“At 8.30am we have to leave our rooms. We don’t have the right to stay a minute longer. We all have to assemble in the main hall on the ground floor. There is a T.V. and some couches which we are allowed to sit on. But as there are eight of us there is not enough space for us all so some of us have to stay standing and wait until the others have relaxed a bit before switching over.At 11pm they shut us in our rooms, we can no longer go out. We don’t even have the right to have a shower. We can’t sleep and we can’t do anything.”
“We never have the right to go out, there is no ‘exit’ here. The others can go out and sometimes we hear them when they are outside. But there are only three windows here. I am sitting in front of one of them while I talk to you. It is the only way to get fresh air..” Testimony
“We don’t have the right to go to bed when we like. We have to go to bed at 9.30pm. You know, we have to go to bed at 9.30pm. In the afternoon you can’t eat between 2pm and 3pm, you are only allowed to eat at 1pm”
And at dinnertime too, you can only eat at 6.30pm, if you are hungry during the night it is your problem.” Testimony

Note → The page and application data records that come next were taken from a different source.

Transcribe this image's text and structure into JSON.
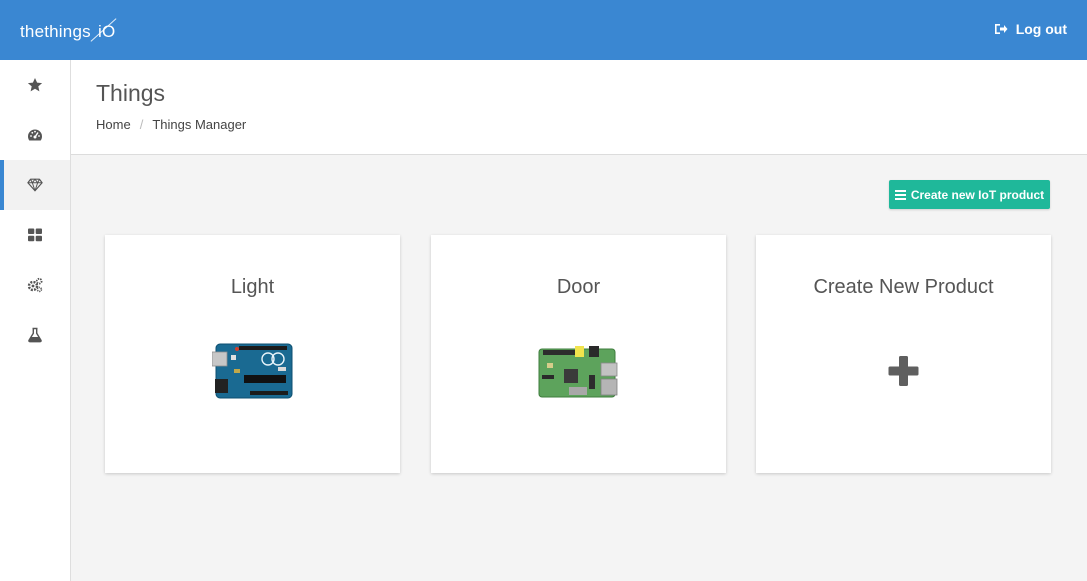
{
  "app": {
    "logo_text": "thethings iO",
    "logout_label": "Log out"
  },
  "sidebar": {
    "items": [
      {
        "icon": "star-icon",
        "active": false
      },
      {
        "icon": "dashboard-icon",
        "active": false
      },
      {
        "icon": "diamond-icon",
        "active": true
      },
      {
        "icon": "grid-icon",
        "active": false
      },
      {
        "icon": "gears-icon",
        "active": false
      },
      {
        "icon": "flask-icon",
        "active": false
      }
    ]
  },
  "header": {
    "title": "Things",
    "breadcrumb": [
      "Home",
      "Things Manager"
    ]
  },
  "toolbar": {
    "create_label": "Create new IoT product"
  },
  "products": [
    {
      "name": "Light",
      "image": "arduino-board"
    },
    {
      "name": "Door",
      "image": "raspberry-pi-board"
    },
    {
      "name": "Create New Product",
      "image": "plus-icon"
    }
  ],
  "colors": {
    "topbar": "#3a87d2",
    "accent": "#1fb89a",
    "active_indicator": "#3a87d2"
  }
}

“You only get one hour to go outside and fool around, the rest of the time you’re always locked up. It was really a tough period, it was extremely cold, there were days when we could not go out..” Testimony

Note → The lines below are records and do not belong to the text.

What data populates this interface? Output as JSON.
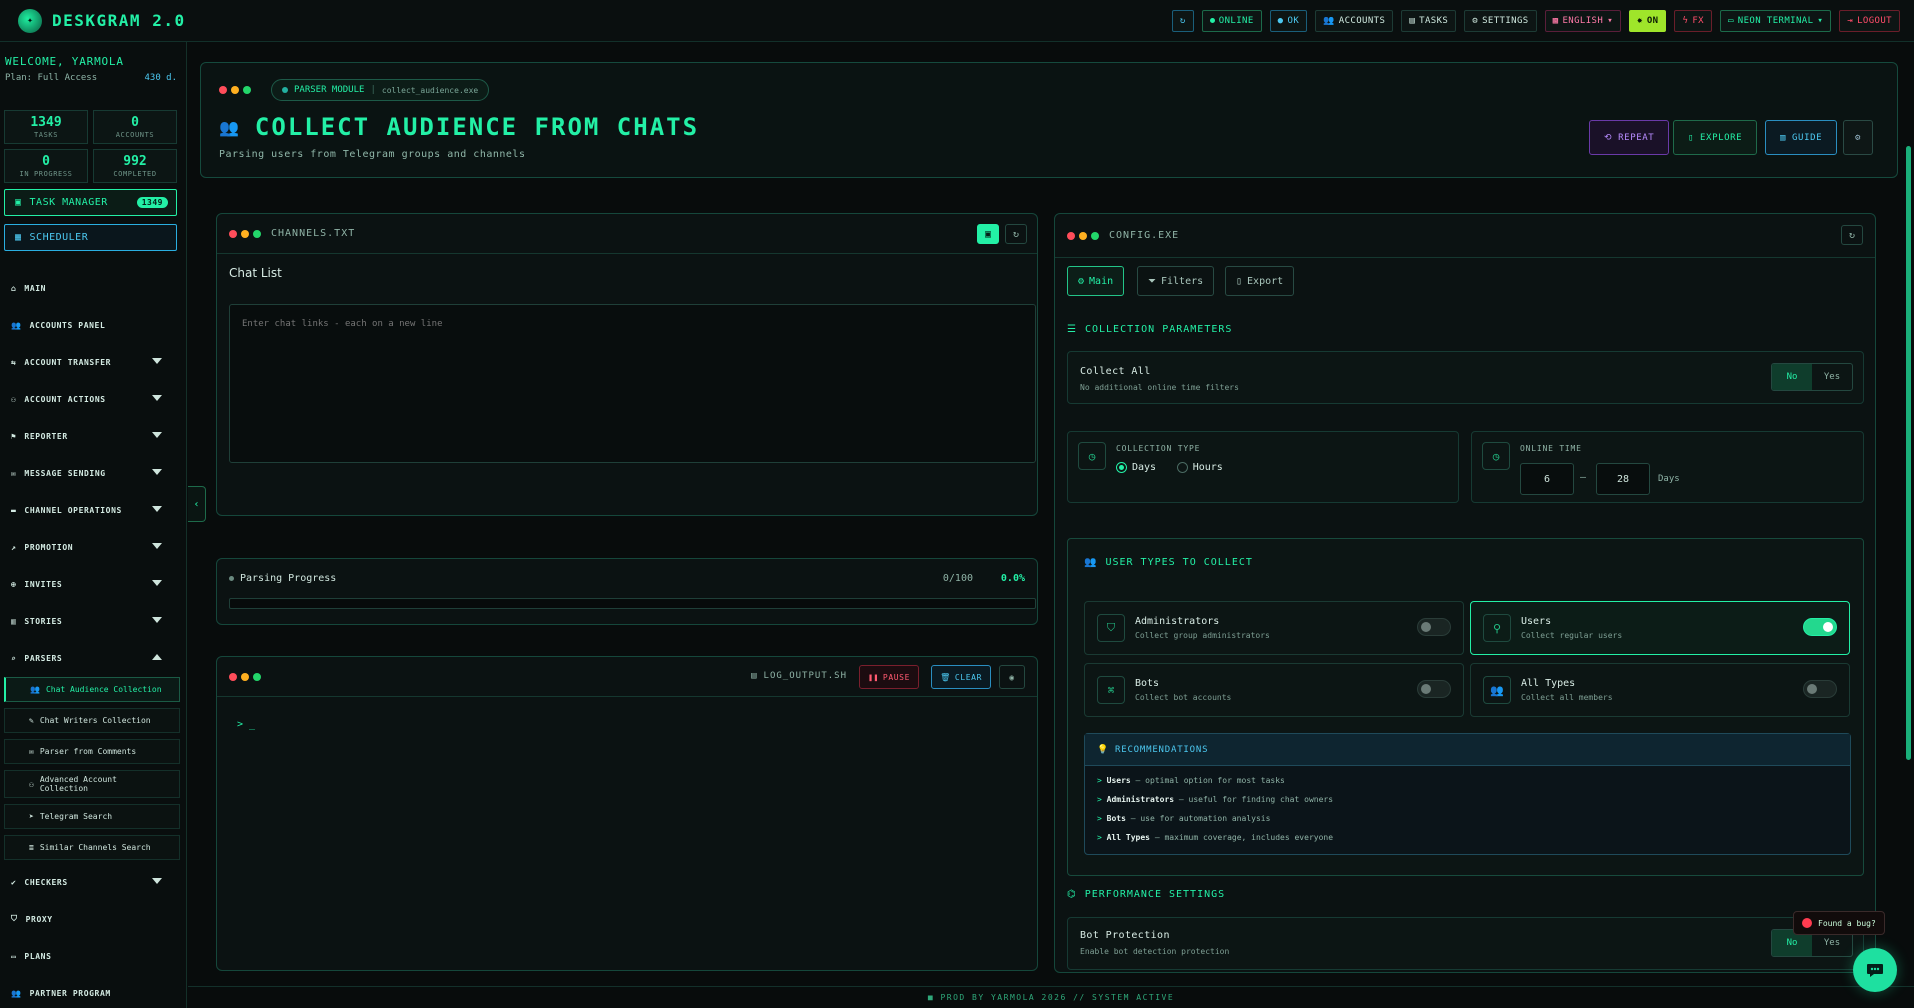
{
  "app": {
    "title": "DESKGRAM 2.0",
    "logo_icon": "sparkle-logo-icon"
  },
  "topbar": {
    "refresh_icon": "refresh-icon",
    "online": "ONLINE",
    "ok": "OK",
    "accounts": "ACCOUNTS",
    "tasks": "TASKS",
    "settings": "SETTINGS",
    "language": "ENGLISH",
    "on": "ON",
    "fx": "FX",
    "theme": "NEON TERMINAL",
    "logout": "LOGOUT"
  },
  "sidebar": {
    "welcome": "WELCOME, YARMOLA",
    "plan": "Plan: Full Access",
    "days": "430 d.",
    "stats": [
      {
        "value": "1349",
        "label": "TASKS"
      },
      {
        "value": "0",
        "label": "ACCOUNTS"
      },
      {
        "value": "0",
        "label": "IN PROGRESS"
      },
      {
        "value": "992",
        "label": "COMPLETED"
      }
    ],
    "task_manager": "TASK MANAGER",
    "task_manager_count": "1349",
    "scheduler": "SCHEDULER",
    "nav": [
      {
        "label": "MAIN",
        "expandable": false
      },
      {
        "label": "ACCOUNTS PANEL",
        "expandable": false
      },
      {
        "label": "ACCOUNT TRANSFER",
        "expandable": true
      },
      {
        "label": "ACCOUNT ACTIONS",
        "expandable": true
      },
      {
        "label": "REPORTER",
        "expandable": true
      },
      {
        "label": "MESSAGE SENDING",
        "expandable": true
      },
      {
        "label": "CHANNEL OPERATIONS",
        "expandable": true
      },
      {
        "label": "PROMOTION",
        "expandable": true
      },
      {
        "label": "INVITES",
        "expandable": true
      },
      {
        "label": "STORIES",
        "expandable": true
      },
      {
        "label": "PARSERS",
        "expandable": true
      }
    ],
    "parsers_sub": [
      "Chat Audience Collection",
      "Chat Writers Collection",
      "Parser from Comments",
      "Advanced Account Collection",
      "Telegram Search",
      "Similar Channels Search"
    ],
    "nav_bottom": [
      {
        "label": "CHECKERS",
        "expandable": true
      },
      {
        "label": "PROXY",
        "expandable": false
      },
      {
        "label": "PLANS",
        "expandable": false
      },
      {
        "label": "PARTNER PROGRAM",
        "expandable": false
      }
    ]
  },
  "header": {
    "module_tag": "PARSER MODULE",
    "module_file": "collect_audience.exe",
    "title": "COLLECT AUDIENCE FROM CHATS",
    "subtitle": "Parsing users from Telegram groups and channels",
    "repeat": "REPEAT",
    "explore": "EXPLORE",
    "guide": "GUIDE"
  },
  "channels_panel": {
    "file": "CHANNELS.TXT",
    "label": "Chat List",
    "placeholder": "Enter chat links - each on a new line"
  },
  "progress": {
    "label": "Parsing Progress",
    "count": "0/100",
    "percent_text": "0.0%",
    "fraction": 0.0
  },
  "log_panel": {
    "file": "LOG_OUTPUT.SH",
    "pause": "PAUSE",
    "clear": "CLEAR",
    "prompt": "> _"
  },
  "config": {
    "file": "CONFIG.EXE",
    "tabs": [
      "Main",
      "Filters",
      "Export"
    ],
    "collection_params_title": "COLLECTION PARAMETERS",
    "collect_all": {
      "label": "Collect All",
      "sub": "No additional online time filters",
      "no": "No",
      "yes": "Yes"
    },
    "collection_type": {
      "label": "COLLECTION TYPE",
      "days": "Days",
      "hours": "Hours"
    },
    "online_time": {
      "label": "ONLINE TIME",
      "from": "6",
      "dash": "—",
      "to": "28",
      "unit": "Days"
    },
    "user_types_title": "USER TYPES TO COLLECT",
    "user_types": [
      {
        "title": "Administrators",
        "sub": "Collect group administrators",
        "on": false
      },
      {
        "title": "Users",
        "sub": "Collect regular users",
        "on": true
      },
      {
        "title": "Bots",
        "sub": "Collect bot accounts",
        "on": false
      },
      {
        "title": "All Types",
        "sub": "Collect all members",
        "on": false
      }
    ],
    "reco_title": "RECOMMENDATIONS",
    "reco": [
      {
        "name": "Users",
        "text": " – optimal option for most tasks"
      },
      {
        "name": "Administrators",
        "text": " – useful for finding chat owners"
      },
      {
        "name": "Bots",
        "text": " – use for automation analysis"
      },
      {
        "name": "All Types",
        "text": " – maximum coverage, includes everyone"
      }
    ],
    "perf_title": "PERFORMANCE SETTINGS",
    "bot_protection": {
      "label": "Bot Protection",
      "sub": "Enable bot detection protection",
      "no": "No",
      "yes": "Yes"
    }
  },
  "footer": "■ PROD BY YARMOLA 2026   // SYSTEM ACTIVE",
  "bug_report": "Found a bug?",
  "colors": {
    "accent": "#23f0a6",
    "cyan": "#4cc8f0",
    "danger": "#ff4d6a",
    "violet": "#b78cff"
  }
}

Testimonies vary considerably according to the interviewees and the centres. It seems that like everywhere some people try to establish a relationship with the detainees whereas others don’t do anything to hide their racism and violence.
The detainees often speak of the social assistants who don’t do anything to make their files progress and who only try to convince them to take the plane.
“When social assistants come, it is to give the decisions coming from the Foreign Office and most of them are negative. A friend of mine received a decision yesterday, the court decided on Wednesday about him and he received the decision on Friday. They don’t want to give the decision so the lawyer can’t have recourse. And now he must leave tomorrow, he has his flight at 6 AM even if he came in with a visa.” Testimony
(12) Résumé du Médiateur fédéral, “Investigation sur le fonctionnement des centres fermés gérés par l’office des étrangers” (De Bruecker & Schuermans, Juin 2009), http://www.mediateurfederal.be/fr/bibliotheque/rapports/rapports-dinvestigation
A few information come from the following documents:
Report of the LIBE delegation on the visit to detention centres for asylum seekers and immigrants in Belgium – Rapporteur: Giusto CATANIA